Look through the lines below for the word "heading", and copy every line that has it.

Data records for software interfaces
◇ ◇ ◇ ◇ ◇ ◇ ◇

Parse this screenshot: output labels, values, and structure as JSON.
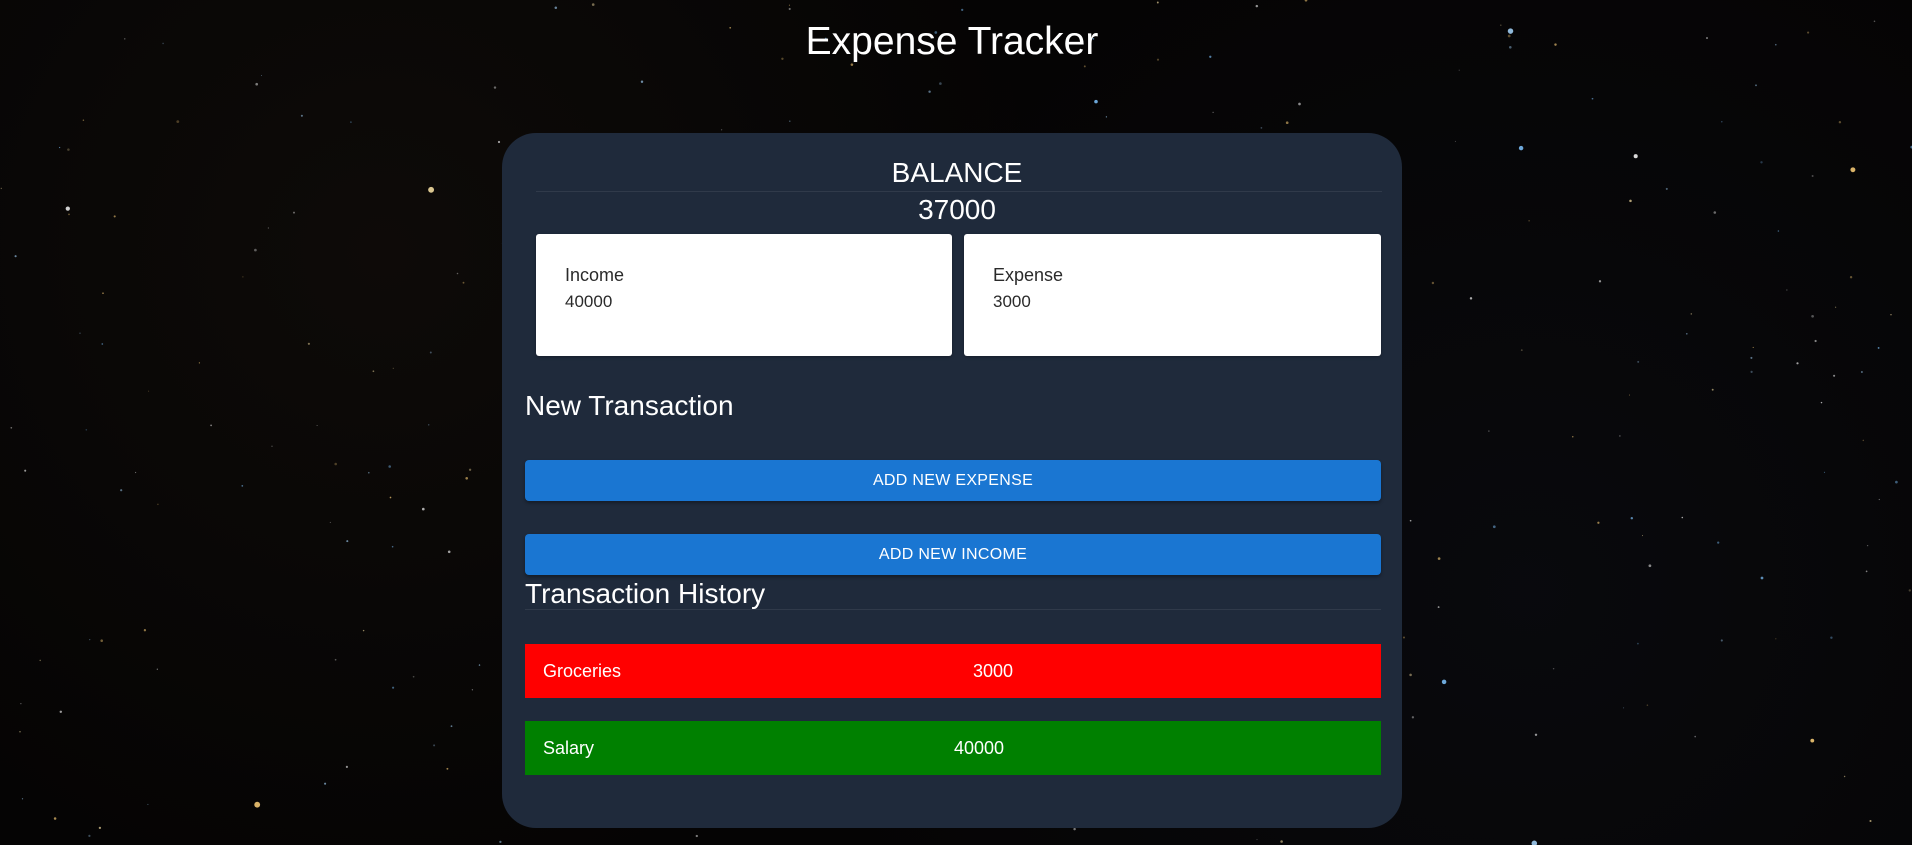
{
  "app": {
    "title": "Expense Tracker"
  },
  "balance": {
    "label": "BALANCE",
    "value": "37000"
  },
  "summary": {
    "income": {
      "label": "Income",
      "value": "40000"
    },
    "expense": {
      "label": "Expense",
      "value": "3000"
    }
  },
  "new_transaction": {
    "heading": "New Transaction",
    "add_expense_label": "ADD NEW EXPENSE",
    "add_income_label": "ADD NEW INCOME"
  },
  "history": {
    "heading": "Transaction History",
    "items": [
      {
        "name": "Groceries",
        "amount": "3000",
        "type": "expense"
      },
      {
        "name": "Salary",
        "amount": "40000",
        "type": "income"
      }
    ]
  },
  "colors": {
    "panel": "#1f2a3b",
    "button": "#1a76d2",
    "expense_row": "#ff0000",
    "income_row": "#008000",
    "background": "#050404"
  }
}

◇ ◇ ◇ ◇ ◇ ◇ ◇

> [Reply to the exercise]
    "heading": "New Transaction",
    "heading": "Transaction History",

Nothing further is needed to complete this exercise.